The UAE is famous one of the most extreme and prestigious cross-country rally races in the world: The Abu Dhabi Desert Challenge. Last month I had the pleasure of photographing this year’s winner in the Two-Wheel-Drive Petrol Class (and 6th overall): Mark Powell, the owner of Saluki Motorsport, a British-owned garage in Dubai. Rally racers are considered the best technical drivers in the world - and is it any wonder when you see them launching themselves off of mountainous dunes at speeds approaching 120 mph - and for days on end. I’m in awe of these racers. Really fantastic stuff. Photographed in the Rub’ Al Khali Desert outside of Abu Dhabi.

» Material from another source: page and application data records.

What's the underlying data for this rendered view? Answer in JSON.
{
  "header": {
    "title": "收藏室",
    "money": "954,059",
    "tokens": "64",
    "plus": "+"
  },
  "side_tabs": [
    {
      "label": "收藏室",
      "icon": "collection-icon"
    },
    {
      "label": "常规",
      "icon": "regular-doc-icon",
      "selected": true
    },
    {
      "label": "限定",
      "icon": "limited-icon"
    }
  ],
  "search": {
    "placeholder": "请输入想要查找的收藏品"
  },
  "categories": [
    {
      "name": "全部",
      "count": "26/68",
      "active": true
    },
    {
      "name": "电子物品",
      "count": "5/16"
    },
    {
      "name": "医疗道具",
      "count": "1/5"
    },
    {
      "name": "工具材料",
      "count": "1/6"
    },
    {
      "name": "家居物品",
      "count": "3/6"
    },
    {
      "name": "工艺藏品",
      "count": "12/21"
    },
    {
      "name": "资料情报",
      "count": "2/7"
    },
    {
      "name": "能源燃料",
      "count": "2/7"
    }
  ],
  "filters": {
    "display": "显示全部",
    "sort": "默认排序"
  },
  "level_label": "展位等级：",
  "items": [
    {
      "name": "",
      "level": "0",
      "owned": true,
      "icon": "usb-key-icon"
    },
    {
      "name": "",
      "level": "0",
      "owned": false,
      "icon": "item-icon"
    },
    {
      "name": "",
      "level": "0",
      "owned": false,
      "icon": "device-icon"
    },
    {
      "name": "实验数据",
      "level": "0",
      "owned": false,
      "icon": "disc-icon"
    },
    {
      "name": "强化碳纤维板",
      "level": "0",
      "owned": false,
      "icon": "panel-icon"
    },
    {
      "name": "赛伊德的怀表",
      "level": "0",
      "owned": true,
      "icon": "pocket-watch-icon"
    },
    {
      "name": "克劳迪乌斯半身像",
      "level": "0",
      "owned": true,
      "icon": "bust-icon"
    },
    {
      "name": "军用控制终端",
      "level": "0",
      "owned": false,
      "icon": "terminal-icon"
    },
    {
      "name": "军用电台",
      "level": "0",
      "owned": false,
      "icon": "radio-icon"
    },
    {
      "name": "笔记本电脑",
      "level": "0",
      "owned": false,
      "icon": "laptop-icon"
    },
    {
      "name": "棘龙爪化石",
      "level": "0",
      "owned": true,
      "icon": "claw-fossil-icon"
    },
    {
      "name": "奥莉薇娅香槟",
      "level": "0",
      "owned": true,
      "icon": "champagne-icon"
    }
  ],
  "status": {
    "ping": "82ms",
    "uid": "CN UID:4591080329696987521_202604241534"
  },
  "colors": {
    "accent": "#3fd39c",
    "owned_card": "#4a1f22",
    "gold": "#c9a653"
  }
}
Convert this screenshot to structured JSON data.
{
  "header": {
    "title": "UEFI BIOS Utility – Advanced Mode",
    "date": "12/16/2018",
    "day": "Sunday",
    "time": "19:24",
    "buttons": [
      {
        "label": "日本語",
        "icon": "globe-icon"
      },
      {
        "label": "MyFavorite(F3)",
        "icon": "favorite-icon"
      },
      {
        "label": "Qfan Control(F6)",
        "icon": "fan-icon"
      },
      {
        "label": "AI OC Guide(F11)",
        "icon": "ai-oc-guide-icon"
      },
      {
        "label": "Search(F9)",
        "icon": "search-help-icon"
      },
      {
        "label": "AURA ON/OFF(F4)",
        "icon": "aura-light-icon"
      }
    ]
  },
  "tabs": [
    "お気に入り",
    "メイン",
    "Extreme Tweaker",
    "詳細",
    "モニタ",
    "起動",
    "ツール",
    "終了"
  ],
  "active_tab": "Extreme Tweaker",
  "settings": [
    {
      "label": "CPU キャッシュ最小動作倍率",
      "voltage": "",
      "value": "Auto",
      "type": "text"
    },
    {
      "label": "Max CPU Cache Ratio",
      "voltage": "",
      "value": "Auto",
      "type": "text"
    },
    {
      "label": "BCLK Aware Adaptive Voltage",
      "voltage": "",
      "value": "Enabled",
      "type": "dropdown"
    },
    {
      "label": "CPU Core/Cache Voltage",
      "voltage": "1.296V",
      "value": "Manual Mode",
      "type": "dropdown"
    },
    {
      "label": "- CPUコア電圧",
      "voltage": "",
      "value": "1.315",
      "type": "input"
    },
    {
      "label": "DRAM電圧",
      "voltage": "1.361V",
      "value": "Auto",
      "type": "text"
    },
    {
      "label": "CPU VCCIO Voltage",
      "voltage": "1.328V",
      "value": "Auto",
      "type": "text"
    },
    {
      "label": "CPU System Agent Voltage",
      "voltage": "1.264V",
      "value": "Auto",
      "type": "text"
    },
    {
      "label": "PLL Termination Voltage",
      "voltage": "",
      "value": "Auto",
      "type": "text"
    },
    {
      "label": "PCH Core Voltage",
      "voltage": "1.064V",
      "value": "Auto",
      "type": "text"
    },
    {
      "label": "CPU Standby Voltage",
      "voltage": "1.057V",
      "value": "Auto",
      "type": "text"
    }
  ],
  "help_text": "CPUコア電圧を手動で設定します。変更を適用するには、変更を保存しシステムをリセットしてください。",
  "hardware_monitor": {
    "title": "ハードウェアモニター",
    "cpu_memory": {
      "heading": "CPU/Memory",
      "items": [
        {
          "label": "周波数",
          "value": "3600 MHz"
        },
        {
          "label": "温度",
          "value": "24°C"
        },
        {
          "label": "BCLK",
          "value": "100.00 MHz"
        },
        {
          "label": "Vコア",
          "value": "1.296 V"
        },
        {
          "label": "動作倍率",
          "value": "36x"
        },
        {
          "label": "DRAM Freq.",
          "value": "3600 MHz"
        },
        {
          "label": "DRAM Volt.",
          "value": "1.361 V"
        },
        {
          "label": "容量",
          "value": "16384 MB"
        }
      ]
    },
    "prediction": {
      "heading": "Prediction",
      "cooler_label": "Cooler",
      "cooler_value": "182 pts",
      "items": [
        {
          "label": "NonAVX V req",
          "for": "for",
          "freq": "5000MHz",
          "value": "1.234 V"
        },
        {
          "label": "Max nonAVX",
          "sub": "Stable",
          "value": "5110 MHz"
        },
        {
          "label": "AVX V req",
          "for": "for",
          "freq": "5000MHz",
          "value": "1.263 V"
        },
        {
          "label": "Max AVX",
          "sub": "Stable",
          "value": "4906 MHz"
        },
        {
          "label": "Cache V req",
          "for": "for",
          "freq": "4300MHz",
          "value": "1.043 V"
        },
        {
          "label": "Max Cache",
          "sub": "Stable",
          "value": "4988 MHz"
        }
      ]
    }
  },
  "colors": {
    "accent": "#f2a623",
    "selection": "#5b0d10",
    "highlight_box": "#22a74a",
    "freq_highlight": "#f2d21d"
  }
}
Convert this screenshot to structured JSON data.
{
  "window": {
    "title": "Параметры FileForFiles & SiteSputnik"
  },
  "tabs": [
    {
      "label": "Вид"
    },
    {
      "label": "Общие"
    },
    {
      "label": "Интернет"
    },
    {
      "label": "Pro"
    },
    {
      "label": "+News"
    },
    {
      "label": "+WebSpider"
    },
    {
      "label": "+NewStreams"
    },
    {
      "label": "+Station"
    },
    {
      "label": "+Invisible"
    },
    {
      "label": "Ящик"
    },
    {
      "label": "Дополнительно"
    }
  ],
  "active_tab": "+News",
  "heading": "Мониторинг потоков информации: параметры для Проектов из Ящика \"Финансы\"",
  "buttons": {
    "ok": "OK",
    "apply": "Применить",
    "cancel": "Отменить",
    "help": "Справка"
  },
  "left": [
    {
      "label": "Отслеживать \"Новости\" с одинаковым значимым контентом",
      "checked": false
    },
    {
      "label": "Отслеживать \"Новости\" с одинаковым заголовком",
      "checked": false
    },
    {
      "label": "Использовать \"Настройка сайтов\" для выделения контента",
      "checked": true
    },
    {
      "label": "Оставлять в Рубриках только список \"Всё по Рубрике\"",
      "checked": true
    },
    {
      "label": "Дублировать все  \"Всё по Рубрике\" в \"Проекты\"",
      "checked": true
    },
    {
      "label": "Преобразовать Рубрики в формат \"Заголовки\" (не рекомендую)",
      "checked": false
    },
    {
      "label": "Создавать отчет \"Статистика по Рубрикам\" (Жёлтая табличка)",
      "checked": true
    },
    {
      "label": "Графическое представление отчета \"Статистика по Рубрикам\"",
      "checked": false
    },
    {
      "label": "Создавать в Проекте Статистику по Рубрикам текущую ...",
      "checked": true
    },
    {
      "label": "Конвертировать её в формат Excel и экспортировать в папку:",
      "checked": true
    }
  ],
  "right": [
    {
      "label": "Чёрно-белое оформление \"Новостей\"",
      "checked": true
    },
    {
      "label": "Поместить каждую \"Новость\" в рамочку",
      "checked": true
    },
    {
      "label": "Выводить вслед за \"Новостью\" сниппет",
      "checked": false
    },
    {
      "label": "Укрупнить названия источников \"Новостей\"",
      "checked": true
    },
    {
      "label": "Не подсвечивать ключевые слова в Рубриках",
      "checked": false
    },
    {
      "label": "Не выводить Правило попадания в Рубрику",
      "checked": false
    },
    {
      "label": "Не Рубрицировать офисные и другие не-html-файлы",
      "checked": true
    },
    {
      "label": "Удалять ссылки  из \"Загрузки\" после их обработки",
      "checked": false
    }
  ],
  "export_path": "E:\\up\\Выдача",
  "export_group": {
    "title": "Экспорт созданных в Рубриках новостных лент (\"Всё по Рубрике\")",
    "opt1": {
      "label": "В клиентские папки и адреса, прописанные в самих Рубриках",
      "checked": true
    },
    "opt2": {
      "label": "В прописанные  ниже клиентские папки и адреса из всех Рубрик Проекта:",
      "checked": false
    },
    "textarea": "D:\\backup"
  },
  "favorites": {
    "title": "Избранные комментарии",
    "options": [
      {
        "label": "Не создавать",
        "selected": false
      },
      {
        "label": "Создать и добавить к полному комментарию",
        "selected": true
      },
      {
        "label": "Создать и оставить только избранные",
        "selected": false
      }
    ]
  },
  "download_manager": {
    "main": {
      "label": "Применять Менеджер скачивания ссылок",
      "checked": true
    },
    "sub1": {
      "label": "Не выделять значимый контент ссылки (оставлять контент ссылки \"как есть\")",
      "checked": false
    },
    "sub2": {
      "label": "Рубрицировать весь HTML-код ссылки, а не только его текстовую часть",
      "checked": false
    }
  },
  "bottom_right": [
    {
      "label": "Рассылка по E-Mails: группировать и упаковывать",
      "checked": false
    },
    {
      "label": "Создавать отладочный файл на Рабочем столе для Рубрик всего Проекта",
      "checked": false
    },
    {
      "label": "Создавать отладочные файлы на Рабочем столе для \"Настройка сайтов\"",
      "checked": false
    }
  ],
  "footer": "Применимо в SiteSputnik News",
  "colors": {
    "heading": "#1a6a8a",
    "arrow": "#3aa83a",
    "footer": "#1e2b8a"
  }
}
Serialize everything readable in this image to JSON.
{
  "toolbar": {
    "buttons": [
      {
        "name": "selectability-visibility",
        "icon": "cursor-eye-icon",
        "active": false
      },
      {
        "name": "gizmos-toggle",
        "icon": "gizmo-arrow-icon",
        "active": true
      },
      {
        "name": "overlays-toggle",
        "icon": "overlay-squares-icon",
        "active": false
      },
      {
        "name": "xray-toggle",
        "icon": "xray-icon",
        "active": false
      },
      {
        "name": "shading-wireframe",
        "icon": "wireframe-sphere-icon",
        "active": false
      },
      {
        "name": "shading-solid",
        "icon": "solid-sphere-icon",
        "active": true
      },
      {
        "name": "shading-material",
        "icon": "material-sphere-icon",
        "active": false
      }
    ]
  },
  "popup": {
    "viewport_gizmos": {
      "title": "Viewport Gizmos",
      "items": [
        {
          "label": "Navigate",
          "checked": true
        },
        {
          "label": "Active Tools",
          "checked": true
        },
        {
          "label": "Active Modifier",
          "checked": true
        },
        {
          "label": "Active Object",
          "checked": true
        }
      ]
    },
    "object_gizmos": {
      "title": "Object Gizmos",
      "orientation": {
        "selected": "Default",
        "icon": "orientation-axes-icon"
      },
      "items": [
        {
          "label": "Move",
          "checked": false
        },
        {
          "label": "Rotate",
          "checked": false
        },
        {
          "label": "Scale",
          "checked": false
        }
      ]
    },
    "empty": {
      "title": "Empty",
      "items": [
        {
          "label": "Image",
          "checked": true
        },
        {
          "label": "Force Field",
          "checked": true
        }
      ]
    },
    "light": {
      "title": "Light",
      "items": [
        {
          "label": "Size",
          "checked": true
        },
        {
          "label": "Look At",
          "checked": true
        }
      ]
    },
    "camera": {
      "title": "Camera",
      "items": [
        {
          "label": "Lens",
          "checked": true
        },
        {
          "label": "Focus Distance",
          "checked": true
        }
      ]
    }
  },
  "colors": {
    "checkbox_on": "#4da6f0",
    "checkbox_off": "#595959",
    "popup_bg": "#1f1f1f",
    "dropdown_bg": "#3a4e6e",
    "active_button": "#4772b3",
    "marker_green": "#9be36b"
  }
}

Above, dawn in the middle of the Rub’ Al Khali Desert near Dubai with Mark Powell. Who wasn’t present for this shoot was Mark’s co-driver. While ‘co-driver’ is a misnomer as co-drivers don’t actually drive the car, they are, unquestionably, equally responsible for the final success or failure of the race. Rally car racing is the only motorsport in which drivers race blind, going from Point A to Point B with no real idea of what’s in front of them. And that’s where co-drivers play a critical role. They are the navigators and the true eyes of the driver. Reading off a highly detailed set of directions called pace notes (which can be encyclopedic in size), the co-driver will tell the driver where to turn, when to turn, what to look out for and what’s ahead over the next dune. It is a highly complex, trusting dance between driver and co-driver. Using a crazy shorthand, which to the untrained ear sounds like gibberish, a co-driver can give his driver an enormous amount of information instantly - "100k left 2, 100k right 2, 2000 square left, 100k right 4, 50 caution jump into right 2 tightens, don’t cut, 100 oversquare right, 400 flat to crest into k left 4.” And that’s just ten seconds of instructions. Imagine having to do that for 8 hours straight?